> WHAT YOU SHOULD DO:
Find and copy each line of the data that includes "color".
------ EXERCISE MATERIAL
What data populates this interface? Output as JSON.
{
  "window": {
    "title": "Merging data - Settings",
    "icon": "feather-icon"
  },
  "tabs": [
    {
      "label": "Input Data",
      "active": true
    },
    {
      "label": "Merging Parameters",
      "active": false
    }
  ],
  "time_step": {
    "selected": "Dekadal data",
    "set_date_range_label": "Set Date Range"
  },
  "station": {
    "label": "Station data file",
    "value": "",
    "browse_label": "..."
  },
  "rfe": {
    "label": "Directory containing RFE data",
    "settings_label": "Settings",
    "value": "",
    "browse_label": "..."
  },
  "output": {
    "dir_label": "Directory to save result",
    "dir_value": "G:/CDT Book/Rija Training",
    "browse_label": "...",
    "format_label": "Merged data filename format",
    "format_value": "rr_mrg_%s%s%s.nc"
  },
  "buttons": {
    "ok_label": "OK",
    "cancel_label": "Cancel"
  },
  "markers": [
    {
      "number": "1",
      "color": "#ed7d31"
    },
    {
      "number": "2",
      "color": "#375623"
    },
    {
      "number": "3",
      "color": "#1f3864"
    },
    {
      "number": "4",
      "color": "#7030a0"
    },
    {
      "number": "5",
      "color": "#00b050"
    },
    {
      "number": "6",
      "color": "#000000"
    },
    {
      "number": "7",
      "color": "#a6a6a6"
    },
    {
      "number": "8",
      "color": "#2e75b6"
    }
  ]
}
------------
> COMPLETED TASK:
      "color": "#ed7d31"
      "color": "#375623"
      "color": "#1f3864"
      "color": "#7030a0"
      "color": "#00b050"
      "color": "#000000"
      "color": "#a6a6a6"
      "color": "#2e75b6"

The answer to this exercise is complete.